“Child” she said “I cannot bear to look at you and see you as a reminder of what I have lost”
With that she placed me inside a black leather bag. The darkness once again enveloped me as she tightened the cords around the neck of the bag. I lay amid the darkness and felt the sudden shock of cold water against the bag pressing the soft leather tightly against my skin. It appears that Ceridwen had cast me adrift into the seas that surround the Isle of the Mighty.

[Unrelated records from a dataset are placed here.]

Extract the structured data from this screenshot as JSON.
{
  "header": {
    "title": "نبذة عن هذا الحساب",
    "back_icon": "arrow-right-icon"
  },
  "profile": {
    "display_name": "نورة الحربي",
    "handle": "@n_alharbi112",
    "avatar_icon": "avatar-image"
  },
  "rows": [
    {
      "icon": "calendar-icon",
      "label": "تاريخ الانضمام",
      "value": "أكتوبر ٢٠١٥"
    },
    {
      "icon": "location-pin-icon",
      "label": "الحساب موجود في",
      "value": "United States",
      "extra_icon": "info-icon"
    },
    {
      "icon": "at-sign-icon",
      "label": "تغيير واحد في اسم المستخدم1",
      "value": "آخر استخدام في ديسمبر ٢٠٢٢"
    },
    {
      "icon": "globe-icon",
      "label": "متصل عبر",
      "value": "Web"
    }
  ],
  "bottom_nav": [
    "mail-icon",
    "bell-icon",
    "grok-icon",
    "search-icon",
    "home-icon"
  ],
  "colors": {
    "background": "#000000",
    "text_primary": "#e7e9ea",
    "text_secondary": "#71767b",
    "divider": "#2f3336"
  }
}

As I floated through the waters visions began to form before me, I saw explosions of light and myriads of stars formed before my eyes. I had dreams of visits to mighty forts and towers where mystery and adventure would be my fate. I swam with the fish of the sea and flew with the birds of the air; I became cloud and rain and felt the pain of death and the joy of birth. I was silence as a tear fell and the sound of drums beating as I strode into battle. I was the grass beneath my feet and the tree tops that reached with joy towards the morning sky, I was content.
Eventually I drifted into a timeless sleep only to be awoken by the sound of a voice and the sudden weight of my body as the bag I was within was lifted out of the water.
“Look Elphin, I have found a bag” sounded a muffled voice.
Light suddenly streamed into the darkness and filled the void with sunlight. The face of a young man appeared in front of me as I looked out from the darkness, a look of wonder fell across his face.
“Look at the brow of this child” he said “It is radiant with light, therefore I shall name him Taliesin, he of the radiant brow”
Here ends the tale of my creation and how I was transformed from innocent Gwion Bach to the wisest and most knowledgeable bard of the Isles of the Mighty through the transformative power of the Goddess.